What Leads to British Gunman Hostages Rabbi and 3 Worshippers at Texas Synagogue?


After last weekend’s hostage situation in Texas, many houses of worship across the nation are still nervous. 

During this time, more details about the gunman’s movements that led to his holding four hostages for over 11 hours are being revealed.

Malik Faisal Akram flew from Manchester, England to New York’s JFK on Dec. 29, He gave the address of an $80-per night hotel to the immigration authorities.

Akram had a criminal background and was being investigated by Britain’s military intelligence in relation to possible terrorist links. In 2016, he was arrested.

So why wasn’t he on a watch list banning him from entering the U.S.?

“We have to get to the bottom of it as to how somebody with such a past was able to enter the U.S., come to New York City, stay a few days, make it out to Texas, get a firearm and be able to attack this synagogue,”Manny Gomez is a former FBI agent who was a terrorism expert.

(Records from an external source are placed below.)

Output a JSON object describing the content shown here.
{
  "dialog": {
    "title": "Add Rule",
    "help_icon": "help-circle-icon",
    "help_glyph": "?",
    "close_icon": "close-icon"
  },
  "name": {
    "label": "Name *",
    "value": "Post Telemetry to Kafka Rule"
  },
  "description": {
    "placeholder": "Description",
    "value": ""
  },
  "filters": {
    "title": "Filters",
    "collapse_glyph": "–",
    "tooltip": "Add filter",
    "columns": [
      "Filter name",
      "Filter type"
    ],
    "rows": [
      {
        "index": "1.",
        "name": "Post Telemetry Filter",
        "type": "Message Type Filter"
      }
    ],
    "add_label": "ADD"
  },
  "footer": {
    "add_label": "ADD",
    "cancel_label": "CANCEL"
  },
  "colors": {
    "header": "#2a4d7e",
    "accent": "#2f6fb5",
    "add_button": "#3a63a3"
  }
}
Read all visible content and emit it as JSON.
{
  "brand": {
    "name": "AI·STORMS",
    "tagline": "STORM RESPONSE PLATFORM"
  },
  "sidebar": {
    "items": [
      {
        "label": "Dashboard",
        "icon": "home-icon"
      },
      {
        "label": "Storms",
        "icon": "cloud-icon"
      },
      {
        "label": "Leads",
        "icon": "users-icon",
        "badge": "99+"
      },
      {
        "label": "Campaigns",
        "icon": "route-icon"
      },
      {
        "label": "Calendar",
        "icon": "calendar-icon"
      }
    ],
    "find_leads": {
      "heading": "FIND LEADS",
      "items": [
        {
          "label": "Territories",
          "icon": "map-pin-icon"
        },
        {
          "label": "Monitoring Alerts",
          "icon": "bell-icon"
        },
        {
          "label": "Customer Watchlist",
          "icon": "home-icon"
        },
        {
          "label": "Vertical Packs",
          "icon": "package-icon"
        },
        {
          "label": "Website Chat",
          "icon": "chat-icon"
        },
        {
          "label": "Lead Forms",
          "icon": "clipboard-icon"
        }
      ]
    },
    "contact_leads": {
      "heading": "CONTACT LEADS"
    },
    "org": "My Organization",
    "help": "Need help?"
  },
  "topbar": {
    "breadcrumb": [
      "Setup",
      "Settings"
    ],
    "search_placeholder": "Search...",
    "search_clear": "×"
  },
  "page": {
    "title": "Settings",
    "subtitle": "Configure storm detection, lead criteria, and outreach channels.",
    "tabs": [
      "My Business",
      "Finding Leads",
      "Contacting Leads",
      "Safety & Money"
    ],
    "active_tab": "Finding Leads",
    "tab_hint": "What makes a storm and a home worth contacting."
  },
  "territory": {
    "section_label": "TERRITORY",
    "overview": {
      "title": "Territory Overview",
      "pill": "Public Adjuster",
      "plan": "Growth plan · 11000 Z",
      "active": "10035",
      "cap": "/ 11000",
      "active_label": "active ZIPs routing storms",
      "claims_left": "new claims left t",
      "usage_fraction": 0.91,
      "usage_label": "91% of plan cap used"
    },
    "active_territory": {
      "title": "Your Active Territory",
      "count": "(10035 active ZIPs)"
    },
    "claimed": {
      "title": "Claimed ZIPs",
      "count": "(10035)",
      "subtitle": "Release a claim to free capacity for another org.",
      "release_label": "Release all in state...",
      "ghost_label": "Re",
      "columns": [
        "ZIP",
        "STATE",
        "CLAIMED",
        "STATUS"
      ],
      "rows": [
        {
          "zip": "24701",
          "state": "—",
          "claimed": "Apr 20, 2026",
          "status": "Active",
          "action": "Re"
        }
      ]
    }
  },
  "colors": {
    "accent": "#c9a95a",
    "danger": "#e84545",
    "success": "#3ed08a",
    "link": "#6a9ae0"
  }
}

The timeline picks up Jan. 2, when Akram left the hotel in Queens and traveled by bus to Dallas, Texas.

He stayed in a shelter for homeless people. A witness claimed that he was dropped off at the doorstep by someone. “hugged as they departed.”

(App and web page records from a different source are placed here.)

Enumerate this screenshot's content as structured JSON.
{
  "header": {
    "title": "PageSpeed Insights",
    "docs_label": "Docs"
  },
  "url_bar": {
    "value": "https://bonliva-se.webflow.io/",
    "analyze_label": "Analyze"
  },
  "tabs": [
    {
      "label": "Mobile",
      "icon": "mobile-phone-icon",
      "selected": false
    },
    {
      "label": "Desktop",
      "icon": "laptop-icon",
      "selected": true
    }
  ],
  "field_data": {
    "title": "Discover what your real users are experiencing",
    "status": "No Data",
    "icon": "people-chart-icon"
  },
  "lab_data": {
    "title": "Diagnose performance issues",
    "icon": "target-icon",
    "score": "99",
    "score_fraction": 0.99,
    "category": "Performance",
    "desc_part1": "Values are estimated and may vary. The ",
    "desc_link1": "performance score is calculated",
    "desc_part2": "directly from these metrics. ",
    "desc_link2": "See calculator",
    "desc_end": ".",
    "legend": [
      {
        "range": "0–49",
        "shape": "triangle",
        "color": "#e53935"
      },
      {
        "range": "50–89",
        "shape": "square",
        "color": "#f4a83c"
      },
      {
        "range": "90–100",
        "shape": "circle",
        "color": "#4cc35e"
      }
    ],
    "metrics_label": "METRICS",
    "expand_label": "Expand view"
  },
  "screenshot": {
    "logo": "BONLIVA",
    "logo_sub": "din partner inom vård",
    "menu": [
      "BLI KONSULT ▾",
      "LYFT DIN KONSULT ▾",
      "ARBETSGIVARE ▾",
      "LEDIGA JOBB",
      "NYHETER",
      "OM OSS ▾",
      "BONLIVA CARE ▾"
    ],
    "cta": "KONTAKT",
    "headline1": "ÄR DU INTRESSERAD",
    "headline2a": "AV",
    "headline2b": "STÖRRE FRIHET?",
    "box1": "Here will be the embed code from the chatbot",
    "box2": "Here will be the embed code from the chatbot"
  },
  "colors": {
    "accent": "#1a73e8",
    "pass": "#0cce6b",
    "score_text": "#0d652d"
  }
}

On Jan. 6, Akram switched to another Dallas homeless shelter — the Union Gospel Mission. According to reports, he bought a gun from a homeless man.

He held a rabbi, three worshippers and the Congregation Beth Israel synagogue hostage for an eleven-hour siege.

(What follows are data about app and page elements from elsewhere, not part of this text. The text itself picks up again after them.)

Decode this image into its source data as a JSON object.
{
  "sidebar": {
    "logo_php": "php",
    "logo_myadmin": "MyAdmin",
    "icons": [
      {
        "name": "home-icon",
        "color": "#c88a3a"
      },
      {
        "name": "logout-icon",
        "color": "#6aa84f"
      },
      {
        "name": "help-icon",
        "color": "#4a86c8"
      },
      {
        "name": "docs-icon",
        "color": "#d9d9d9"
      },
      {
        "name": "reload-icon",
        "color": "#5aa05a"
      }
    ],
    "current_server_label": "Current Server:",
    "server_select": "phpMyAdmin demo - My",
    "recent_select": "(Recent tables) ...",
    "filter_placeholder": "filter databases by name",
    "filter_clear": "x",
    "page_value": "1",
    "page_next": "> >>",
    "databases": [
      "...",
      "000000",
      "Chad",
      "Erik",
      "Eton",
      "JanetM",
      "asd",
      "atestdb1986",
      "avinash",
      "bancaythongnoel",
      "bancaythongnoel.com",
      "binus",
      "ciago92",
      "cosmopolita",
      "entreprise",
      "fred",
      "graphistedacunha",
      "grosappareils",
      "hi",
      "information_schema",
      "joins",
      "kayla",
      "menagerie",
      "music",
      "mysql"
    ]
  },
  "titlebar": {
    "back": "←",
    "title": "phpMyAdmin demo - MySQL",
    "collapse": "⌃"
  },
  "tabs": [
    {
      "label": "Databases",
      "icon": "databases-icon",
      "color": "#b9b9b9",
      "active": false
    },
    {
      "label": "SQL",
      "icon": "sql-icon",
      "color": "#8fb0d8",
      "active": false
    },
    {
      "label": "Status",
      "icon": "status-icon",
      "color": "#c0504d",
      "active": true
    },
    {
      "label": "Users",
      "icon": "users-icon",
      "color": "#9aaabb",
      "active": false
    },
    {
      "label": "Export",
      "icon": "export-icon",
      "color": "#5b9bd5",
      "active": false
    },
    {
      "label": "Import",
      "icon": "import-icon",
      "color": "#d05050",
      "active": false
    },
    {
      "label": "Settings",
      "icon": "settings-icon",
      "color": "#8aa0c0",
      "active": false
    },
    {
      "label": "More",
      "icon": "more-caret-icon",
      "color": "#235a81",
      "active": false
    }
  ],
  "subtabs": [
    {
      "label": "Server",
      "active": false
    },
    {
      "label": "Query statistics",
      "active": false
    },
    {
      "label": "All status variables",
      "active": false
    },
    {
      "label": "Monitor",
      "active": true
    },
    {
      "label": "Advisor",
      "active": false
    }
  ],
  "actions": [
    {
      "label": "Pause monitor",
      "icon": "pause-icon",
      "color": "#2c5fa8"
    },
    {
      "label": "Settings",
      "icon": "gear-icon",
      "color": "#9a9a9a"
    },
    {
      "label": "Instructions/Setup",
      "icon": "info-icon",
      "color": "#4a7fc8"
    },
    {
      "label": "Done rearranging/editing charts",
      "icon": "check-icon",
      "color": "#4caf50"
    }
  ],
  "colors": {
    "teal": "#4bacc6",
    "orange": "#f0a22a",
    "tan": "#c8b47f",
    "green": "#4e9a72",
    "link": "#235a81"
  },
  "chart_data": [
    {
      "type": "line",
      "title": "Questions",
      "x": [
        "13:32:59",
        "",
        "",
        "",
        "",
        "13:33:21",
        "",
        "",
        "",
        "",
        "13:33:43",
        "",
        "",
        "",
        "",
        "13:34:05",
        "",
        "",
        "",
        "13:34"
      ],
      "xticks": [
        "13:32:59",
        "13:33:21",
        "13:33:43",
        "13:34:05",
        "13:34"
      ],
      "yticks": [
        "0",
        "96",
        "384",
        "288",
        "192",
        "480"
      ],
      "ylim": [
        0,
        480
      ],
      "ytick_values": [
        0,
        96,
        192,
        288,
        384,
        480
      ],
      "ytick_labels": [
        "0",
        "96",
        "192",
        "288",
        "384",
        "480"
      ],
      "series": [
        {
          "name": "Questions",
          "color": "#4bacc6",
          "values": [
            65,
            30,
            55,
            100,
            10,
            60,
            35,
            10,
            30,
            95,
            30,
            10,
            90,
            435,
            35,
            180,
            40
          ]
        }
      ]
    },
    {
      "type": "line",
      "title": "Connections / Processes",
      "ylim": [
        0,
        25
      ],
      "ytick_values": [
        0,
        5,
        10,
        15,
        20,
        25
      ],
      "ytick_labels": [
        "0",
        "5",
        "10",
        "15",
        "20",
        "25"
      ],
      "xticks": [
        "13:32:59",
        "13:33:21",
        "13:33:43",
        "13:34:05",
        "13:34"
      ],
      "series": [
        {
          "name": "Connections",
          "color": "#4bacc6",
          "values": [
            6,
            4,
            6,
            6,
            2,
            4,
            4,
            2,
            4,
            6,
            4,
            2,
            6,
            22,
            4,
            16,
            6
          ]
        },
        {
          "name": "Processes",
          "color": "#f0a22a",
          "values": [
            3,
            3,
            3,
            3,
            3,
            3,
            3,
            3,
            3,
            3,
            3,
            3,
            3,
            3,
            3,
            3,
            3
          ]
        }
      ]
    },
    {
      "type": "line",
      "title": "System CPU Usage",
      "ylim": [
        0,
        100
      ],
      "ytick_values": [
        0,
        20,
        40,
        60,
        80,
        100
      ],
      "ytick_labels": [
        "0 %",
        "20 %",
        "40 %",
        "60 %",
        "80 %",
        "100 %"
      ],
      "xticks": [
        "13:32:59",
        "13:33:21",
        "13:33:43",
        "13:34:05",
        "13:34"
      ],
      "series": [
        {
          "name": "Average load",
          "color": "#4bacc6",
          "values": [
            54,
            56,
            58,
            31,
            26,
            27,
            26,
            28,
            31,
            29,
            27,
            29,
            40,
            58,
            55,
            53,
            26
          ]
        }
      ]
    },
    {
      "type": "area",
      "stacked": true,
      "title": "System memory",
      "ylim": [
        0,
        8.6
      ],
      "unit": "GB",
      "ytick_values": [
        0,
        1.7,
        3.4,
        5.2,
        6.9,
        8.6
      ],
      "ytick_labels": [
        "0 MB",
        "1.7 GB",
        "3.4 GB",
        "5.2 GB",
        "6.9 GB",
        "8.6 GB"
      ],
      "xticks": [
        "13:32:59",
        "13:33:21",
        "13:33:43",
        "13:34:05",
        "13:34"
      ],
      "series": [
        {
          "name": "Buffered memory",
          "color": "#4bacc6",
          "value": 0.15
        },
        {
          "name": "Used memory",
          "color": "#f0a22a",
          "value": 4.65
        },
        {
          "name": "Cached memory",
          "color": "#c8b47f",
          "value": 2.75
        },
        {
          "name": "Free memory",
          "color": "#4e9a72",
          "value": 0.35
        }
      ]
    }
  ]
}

During the standoff, the terrorist known to be named as was demanded his release “Lady al-Qaeda,” who’s serving 86 years for attempting to kill U.S. soldiers.

Akram targeted Dallas, because it’s close to the federal prison where she’s being held. 

Hostage Jeffrey Cohen, an engineer at NASA, claims that Akram threatened them with death and they knew they needed to escape.

“He put his gun down to pour some soda, and that’s the point that Rabbi Charlie threw the chair and yelled, ‘Run,’” Cohen said.

As the FBI hostage rescue team stormed into Akram, Akram was gunned down.

The hero rabbi, Charlie Cytron-Walker, spoke at a service of healing Monday night.

“And somehow together, we made it through that traumatic ordeal,”He said.

Homeland security officials warn that extremists are likely to continue targeting faith-based communities.